Records from a collection

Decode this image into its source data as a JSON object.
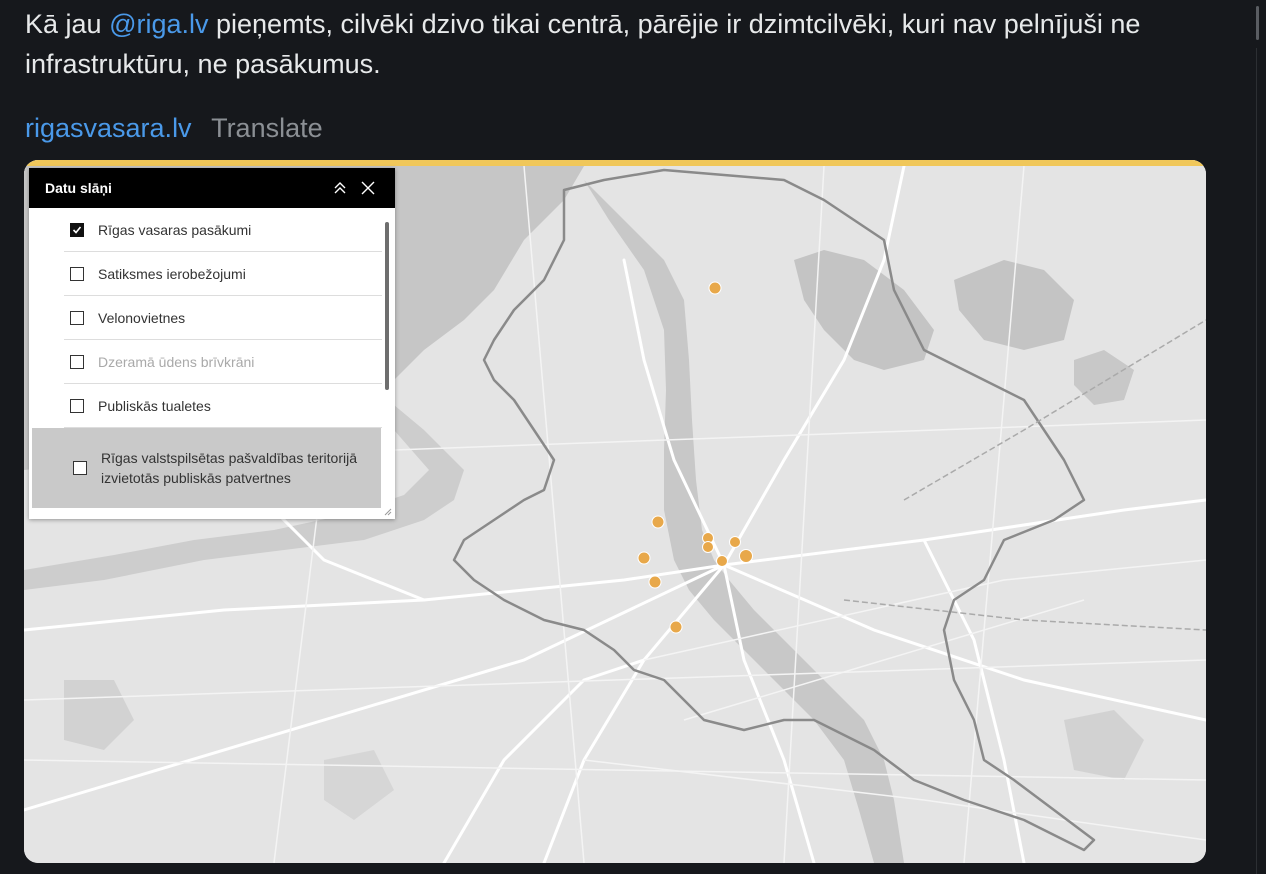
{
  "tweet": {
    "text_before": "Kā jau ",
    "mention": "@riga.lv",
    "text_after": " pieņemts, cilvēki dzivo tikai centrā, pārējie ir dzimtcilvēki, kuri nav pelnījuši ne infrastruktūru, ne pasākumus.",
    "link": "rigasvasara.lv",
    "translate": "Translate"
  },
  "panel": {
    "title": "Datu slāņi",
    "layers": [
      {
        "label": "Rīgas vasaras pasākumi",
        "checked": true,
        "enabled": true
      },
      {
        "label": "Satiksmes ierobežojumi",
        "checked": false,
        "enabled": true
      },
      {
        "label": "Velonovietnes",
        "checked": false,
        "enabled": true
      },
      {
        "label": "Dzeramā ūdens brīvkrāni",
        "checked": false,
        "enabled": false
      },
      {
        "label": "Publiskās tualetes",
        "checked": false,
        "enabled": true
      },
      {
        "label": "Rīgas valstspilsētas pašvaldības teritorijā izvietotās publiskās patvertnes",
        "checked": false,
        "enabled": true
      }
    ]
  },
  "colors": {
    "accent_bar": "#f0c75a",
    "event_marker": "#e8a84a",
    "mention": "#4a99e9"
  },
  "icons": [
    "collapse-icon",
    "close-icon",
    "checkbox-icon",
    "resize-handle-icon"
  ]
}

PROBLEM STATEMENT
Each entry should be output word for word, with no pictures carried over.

RESPONSE TO THE TASK
Decode this image into its source data as a JSON object.
{
  "tweet": {
    "text_before": "Kā jau ",
    "mention": "@riga.lv",
    "text_after": " pieņemts, cilvēki dzivo tikai centrā, pārējie ir dzimtcilvēki, kuri nav pelnījuši ne infrastruktūru, ne pasākumus.",
    "link": "rigasvasara.lv",
    "translate": "Translate"
  },
  "panel": {
    "title": "Datu slāņi",
    "layers": [
      {
        "label": "Rīgas vasaras pasākumi",
        "checked": true,
        "enabled": true
      },
      {
        "label": "Satiksmes ierobežojumi",
        "checked": false,
        "enabled": true
      },
      {
        "label": "Velonovietnes",
        "checked": false,
        "enabled": true
      },
      {
        "label": "Dzeramā ūdens brīvkrāni",
        "checked": false,
        "enabled": false
      },
      {
        "label": "Publiskās tualetes",
        "checked": false,
        "enabled": true
      },
      {
        "label": "Rīgas valstspilsētas pašvaldības teritorijā izvietotās publiskās patvertnes",
        "checked": false,
        "enabled": true
      }
    ]
  },
  "colors": {
    "accent_bar": "#f0c75a",
    "event_marker": "#e8a84a",
    "mention": "#4a99e9"
  },
  "icons": [
    "collapse-icon",
    "close-icon",
    "checkbox-icon",
    "resize-handle-icon"
  ]
}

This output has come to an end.